The robocall scandal continued to dominate question period in the House of Commons this week.
Prime Minister Stephen Harper’s current and former Parliamentary Secretaries, Dean Del Mastro and Pierre Poilievre, have taken the brunt of questions, answering with well-worn refrains that describe the allegations as exaggerations while calling on opposition parties to release their own call records.
Tory support was holding steady throughout the scandal, at least until Feb. 28, but an Ekos Research released a poll on Mar 2 found support for the Tories virtually unchanged. Pressure related to the issue could be behind a change of position for the government, however. On Wednesday, the PM said he was “not opposed at all” to an NDP motion making it easier for Elections Canada to investigate wrongdoing.

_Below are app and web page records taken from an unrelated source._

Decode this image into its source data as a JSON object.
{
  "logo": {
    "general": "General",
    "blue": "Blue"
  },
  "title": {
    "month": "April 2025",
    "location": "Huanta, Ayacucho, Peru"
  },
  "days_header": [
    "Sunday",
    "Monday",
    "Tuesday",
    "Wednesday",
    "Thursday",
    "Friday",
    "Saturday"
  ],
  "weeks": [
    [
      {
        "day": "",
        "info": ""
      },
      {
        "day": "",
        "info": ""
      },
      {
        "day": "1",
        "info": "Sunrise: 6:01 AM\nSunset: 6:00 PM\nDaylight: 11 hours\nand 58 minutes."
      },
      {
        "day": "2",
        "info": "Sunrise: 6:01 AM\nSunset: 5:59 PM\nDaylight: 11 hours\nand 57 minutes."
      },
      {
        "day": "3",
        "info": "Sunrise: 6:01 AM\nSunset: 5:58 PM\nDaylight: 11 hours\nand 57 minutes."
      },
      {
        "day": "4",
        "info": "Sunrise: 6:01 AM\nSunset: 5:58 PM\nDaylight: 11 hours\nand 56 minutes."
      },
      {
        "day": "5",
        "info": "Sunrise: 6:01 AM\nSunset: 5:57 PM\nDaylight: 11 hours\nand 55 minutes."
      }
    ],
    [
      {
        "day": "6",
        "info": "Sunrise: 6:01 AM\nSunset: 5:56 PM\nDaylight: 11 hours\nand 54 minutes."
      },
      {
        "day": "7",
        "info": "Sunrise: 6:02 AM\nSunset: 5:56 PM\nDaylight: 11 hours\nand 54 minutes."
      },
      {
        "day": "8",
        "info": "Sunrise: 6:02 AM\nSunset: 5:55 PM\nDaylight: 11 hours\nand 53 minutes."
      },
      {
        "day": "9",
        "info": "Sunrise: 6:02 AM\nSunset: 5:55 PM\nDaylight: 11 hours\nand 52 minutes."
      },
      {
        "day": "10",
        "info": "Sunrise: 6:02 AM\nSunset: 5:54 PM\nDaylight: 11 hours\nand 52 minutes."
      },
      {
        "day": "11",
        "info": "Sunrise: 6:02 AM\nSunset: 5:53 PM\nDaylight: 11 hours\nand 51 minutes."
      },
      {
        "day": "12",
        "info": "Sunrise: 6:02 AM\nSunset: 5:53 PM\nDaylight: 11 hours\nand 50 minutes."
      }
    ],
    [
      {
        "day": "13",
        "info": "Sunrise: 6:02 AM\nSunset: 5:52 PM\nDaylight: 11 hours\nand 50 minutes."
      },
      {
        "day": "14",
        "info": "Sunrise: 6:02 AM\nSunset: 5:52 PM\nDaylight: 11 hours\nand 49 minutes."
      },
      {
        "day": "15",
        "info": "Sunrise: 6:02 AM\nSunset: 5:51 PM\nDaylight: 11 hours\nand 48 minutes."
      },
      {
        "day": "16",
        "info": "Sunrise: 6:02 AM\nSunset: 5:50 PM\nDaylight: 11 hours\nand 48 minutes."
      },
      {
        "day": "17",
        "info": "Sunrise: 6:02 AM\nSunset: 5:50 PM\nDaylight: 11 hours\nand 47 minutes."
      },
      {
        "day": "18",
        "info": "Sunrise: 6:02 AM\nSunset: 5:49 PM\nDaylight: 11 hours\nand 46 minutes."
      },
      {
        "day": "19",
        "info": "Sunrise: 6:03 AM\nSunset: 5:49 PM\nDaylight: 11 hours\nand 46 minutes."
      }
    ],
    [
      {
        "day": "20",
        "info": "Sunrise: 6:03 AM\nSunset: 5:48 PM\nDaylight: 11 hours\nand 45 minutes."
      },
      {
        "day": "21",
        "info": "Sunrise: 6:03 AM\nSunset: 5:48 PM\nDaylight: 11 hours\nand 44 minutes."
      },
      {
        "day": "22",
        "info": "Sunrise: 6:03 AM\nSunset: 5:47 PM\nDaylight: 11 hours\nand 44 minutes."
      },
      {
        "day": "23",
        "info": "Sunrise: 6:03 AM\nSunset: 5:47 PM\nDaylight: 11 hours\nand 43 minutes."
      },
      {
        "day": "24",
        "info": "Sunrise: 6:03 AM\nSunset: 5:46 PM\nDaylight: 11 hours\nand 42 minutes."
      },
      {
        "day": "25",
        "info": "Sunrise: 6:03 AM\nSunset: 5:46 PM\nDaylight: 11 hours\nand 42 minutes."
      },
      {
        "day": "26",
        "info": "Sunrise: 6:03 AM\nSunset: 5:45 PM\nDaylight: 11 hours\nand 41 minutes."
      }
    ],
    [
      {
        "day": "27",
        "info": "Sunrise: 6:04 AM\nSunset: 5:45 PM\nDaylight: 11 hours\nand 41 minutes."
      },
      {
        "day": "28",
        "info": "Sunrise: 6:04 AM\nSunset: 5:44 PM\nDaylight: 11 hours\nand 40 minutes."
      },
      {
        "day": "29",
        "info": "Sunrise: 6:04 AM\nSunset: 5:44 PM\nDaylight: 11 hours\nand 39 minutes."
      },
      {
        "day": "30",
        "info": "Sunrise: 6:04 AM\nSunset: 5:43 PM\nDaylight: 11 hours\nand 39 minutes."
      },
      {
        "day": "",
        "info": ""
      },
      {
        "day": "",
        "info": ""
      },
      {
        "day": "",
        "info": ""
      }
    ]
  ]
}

A spokesperson for the PM confirmed the Tories will be supporting the motion, which calls for three changes to the Elections Canada Act. These include granting the agency stronger investigative powers, such as the ability to compel parties to provide more detailed expense documents and forcing telecommunications companies to verify the identity of election clients—a change that would deter future Pierre Poutines, the fabricated name assigned to the burner phone behind robocalls made in Guelph, Ontario during the last election.